Now, what if I told you that the best way to grow your audience isn’t about finding the absolute best time to stream on Twitch?
Even if you do everything above right, there’s no guarantee that you’ll find new viewers.
So, how do you bring people to your Twitch stream, regardless of when your broadcast goes live? Two words: Social Media.
The chances of being found on Twitch are low even at the best of times. Unfortunately, the platform is just built that way.
The truth is that growth can best be achieved outside of Twitch!
Social media promotion can be used to overcome inconsistency and not being able to stream during the golden hours.
Twitch lacks the algorithmic discoverability of other social media platforms.
So why not use those networks to bring your Twitch stream to your potential audience?
Here’s how you can use other social media networks to bring new viewers to your Twitch channel!
Use existing content for other platforms
Video content is king online, no matter where you are.

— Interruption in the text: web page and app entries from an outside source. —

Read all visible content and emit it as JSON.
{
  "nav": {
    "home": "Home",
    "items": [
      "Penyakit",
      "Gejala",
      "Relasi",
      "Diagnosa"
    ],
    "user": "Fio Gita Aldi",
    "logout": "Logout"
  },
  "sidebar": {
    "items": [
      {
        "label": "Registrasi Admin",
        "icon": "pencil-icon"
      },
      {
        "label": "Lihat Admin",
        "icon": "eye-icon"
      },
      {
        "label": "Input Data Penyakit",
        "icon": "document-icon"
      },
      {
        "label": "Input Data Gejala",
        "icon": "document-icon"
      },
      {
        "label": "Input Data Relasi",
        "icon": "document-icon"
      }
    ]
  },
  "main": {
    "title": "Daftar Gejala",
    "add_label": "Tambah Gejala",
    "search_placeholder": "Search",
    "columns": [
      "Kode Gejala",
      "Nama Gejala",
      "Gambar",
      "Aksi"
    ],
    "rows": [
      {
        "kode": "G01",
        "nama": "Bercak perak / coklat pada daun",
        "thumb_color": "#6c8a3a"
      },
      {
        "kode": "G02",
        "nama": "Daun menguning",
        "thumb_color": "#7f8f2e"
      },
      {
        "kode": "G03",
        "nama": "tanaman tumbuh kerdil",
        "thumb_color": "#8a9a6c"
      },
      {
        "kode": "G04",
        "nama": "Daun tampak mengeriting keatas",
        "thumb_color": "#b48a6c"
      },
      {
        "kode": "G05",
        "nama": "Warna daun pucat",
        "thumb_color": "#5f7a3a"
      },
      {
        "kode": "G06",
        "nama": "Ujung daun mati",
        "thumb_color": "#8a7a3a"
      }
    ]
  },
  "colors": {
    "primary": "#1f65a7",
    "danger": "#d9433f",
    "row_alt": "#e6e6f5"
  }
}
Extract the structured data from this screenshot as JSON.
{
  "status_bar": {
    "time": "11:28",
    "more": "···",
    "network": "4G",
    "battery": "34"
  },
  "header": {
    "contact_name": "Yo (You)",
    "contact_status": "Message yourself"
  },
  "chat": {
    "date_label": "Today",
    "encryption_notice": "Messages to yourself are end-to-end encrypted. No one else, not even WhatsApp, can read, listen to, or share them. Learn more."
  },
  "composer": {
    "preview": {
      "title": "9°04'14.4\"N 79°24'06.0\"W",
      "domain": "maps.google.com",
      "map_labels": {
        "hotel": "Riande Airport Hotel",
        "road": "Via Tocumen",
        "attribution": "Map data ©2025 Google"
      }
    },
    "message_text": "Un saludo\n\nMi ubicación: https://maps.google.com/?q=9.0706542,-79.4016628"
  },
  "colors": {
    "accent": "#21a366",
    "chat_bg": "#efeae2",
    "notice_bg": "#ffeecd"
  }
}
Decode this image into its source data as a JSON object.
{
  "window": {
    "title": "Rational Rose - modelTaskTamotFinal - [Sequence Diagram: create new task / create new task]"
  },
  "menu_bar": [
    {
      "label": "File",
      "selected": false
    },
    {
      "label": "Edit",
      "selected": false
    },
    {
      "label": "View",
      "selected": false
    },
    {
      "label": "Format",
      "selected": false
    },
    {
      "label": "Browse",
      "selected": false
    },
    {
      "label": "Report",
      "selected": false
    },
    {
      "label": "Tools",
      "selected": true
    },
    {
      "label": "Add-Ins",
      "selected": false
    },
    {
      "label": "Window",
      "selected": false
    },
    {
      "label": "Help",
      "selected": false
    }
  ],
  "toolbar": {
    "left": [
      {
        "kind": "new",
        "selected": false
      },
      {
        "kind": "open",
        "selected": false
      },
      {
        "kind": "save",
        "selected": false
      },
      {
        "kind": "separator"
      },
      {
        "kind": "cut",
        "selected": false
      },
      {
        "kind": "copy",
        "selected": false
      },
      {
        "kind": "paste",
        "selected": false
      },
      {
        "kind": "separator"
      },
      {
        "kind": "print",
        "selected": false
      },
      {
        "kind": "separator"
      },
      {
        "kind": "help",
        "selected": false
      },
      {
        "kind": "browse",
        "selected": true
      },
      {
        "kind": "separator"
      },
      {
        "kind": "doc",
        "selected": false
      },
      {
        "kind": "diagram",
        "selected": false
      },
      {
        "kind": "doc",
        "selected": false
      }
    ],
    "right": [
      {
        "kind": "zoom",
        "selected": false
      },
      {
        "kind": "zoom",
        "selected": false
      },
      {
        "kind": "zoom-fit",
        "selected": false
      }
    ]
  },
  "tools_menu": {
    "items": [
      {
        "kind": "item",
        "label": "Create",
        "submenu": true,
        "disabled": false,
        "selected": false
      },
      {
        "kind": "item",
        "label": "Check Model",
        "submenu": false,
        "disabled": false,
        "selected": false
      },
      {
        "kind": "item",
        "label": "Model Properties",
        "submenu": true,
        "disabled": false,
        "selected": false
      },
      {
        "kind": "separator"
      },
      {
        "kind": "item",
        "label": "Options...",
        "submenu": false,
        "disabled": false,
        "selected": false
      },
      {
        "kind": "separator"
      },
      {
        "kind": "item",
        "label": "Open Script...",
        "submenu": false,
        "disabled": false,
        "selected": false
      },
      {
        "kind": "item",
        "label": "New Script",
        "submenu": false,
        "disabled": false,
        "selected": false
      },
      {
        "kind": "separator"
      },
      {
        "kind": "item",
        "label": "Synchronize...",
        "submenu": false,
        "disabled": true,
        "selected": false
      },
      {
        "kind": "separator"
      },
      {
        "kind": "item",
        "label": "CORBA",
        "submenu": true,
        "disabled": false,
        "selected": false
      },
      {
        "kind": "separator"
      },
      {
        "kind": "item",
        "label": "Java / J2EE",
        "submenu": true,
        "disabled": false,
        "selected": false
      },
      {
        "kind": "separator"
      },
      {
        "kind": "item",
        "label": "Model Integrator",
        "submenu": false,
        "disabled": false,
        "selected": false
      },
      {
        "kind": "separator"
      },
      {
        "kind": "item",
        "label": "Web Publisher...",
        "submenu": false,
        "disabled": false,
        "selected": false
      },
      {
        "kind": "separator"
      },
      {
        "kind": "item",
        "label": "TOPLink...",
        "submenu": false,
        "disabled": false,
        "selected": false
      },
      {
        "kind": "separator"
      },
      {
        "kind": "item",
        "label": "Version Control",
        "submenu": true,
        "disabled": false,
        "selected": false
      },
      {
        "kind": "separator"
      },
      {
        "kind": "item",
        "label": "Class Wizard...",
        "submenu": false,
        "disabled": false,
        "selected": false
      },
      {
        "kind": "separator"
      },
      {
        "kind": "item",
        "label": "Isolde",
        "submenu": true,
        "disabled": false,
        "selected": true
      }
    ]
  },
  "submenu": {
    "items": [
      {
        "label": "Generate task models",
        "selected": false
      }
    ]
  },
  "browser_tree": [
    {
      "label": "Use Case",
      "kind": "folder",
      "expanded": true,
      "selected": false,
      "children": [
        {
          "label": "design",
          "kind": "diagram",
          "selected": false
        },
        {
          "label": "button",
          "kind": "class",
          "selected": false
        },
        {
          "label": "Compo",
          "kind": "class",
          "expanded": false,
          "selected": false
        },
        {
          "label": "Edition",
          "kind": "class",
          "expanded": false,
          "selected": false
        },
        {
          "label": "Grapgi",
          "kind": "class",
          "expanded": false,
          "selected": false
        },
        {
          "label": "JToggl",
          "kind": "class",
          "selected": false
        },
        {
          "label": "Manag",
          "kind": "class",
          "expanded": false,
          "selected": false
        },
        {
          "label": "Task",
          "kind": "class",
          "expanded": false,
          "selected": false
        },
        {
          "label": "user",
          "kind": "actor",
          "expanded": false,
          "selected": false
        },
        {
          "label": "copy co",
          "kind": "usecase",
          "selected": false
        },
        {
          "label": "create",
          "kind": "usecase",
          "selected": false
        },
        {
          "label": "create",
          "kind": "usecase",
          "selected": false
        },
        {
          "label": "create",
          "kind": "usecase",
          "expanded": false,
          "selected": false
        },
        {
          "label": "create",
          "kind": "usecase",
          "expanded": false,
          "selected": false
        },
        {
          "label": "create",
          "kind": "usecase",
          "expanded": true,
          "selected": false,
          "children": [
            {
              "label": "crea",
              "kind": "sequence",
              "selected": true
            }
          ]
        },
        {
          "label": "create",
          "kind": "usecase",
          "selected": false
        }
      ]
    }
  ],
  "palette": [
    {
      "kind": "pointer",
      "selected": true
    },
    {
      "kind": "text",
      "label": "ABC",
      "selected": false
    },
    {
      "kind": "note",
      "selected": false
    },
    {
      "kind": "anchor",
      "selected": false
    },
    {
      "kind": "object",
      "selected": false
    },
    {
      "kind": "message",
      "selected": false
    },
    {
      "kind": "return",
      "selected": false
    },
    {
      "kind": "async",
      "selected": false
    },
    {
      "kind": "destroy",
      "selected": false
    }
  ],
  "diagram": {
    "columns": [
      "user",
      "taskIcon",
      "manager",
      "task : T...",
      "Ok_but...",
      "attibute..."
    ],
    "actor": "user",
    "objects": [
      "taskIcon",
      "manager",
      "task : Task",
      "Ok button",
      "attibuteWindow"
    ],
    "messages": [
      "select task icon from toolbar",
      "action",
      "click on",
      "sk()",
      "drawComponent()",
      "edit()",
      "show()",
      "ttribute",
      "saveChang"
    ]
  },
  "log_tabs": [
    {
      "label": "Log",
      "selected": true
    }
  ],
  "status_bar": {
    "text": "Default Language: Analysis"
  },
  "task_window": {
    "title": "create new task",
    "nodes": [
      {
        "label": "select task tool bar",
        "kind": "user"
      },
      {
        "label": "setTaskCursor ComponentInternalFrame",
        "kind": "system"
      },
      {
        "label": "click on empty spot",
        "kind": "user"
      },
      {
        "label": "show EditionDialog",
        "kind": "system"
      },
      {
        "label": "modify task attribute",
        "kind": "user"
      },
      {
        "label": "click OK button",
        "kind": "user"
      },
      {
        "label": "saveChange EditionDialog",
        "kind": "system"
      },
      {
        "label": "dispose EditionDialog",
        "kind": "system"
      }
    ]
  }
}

Use that to your advantage!
Take clips or stream highlights and post them elsewhere! Just make sure to include a link back to your channel.
Download the best clips or highlights from your last broadcast, edit them if necessary, and re-upload them to other platforms. It’s as simple as that!
Short clips work best for TikTok and Instagram (actually pretty much every platform loves videos that are 60 seconds or less these days). Longer highlights for YouTube.
Make sure you put in the appropriate hashtags for your category or game. Then let the mightly algorithms do the legwork.
Become a member of your category’s community
Engage anywhere and everywhere your audience spends their time online:
- Facebook groups
- Discord servers
- Online forums
Share tips, ask questions, post memes. Don’t just spam them with promotions for your Twitch channel. Nobody likes that. Instead, include a link to your Twitch channel in your bio.
If you’re active in these communities then other members will naturally find that link after engaging with you. If they like your content off of Twitch, chances are far higher that they’ll check you out on Twitch!
Funnel your audience to Twitch through other channels
Letting people know when they can catch you live let’s them adjust their schedule, instead of you having to adjust yours.
- Post your upcoming schedule for the week
- Create going-live notification posts
- Include proper hashtags for more reach
- Always link to your Twitch channel
This is ideal for networks such as Twitter and Instagram. Here you can post content for people who are following you specifically for content.
Of course, this opens up a whole other rabbit hole of social media concerns:
- When is the best time to post on each platform?
- What’s the fastest way to post across multiple networks?
- How can you stay on top of feed mentions and post engagement?
Well, it turns out all of that can be done quickly and easily with Hootsuite! In fact, you can learn to do all of that in 13 minutes (or less if you increase the playback speed):
From a single dashboard, you can edit and schedule posts across all networks, monitor sentiment, engage your audience, measure results, and more. Try it free today.